The Post-Workout Snack

Drink 100% pomegranate juice straight up after working up a sweat or work it into your post-training smoothie. 

Whole Eggs

Perhaps the Italian Stallion was onto something when he choked backed raw eggs after hitting the bag. In a mano-a-mano comparison, researchers from the University of Illinois provided male subjects with either three whole eggs or a mixture of egg whites containing a total of 18 grams of protein following a bout of resistance exercise and then measured rates of muscle protein synthesis (i.e. muscle growth). Despite containing the same amount of protein, rates of muscle-building from whole eggs was about 40 percent greater than that obtained from eating egg whites alone.

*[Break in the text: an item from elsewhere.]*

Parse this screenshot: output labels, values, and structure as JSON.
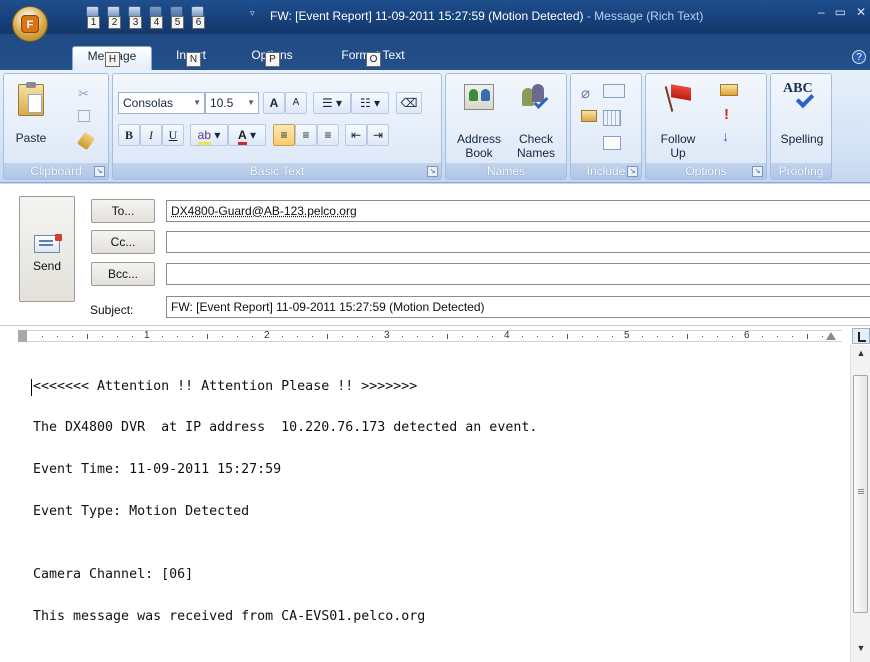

The study authors surmise the nutrients found in the yolk allow weary muscles to more efficiently use the high-quality protein in the whites for building purposes. Another win for whole foods. And remember that impact activities like running will induce a certain degree of muscular damage requiring protein for proper repair. You also need enough protein to maintain immune functioning which is a key part of the recovery equation.

The Post-Workout Snack

We don’t recommend consuming raw eggs like Rocky (hello, Salmonella risk), so instead reach for the hard-boiled variety after hitting the weights or pounding the pavement. Or fry up an egg and plop it on a slice of toast for a protein-carb one-two-punch. 

Chocolate Milk

The drink you loved as a kid might be a great ally in recovering better. Several studies (exhibits A, B, C, D, and E) have shown that drinking chocolate milk as part of a nutrition recovery plan can improve several measures including muscle protein synthesis, signs of muscle soreness, subsequent endurance performance and how quickly muscular strength returns after a workout. It’s thought that the combination of protein and carbs in the dark moo juice act together to help your body come around quicker. And when you return home from a run and you’re ultra-thirsty it’s good to know that chocolate milk can also contribute to your rehydration efforts.

The Post-Workout Snack

Reach for a glass of cold chocolate milk following a workout or go-ahead use it as a base for post-training smoothies or something to float your granola in. 

Jan Frodeno Reflects on His Final Ironman World Championship

Immediately after finishing 24th place at his final Ironman World Championships, the Olympic medalist (and three-time IMWC winner) explains what his race in Nice meant to him.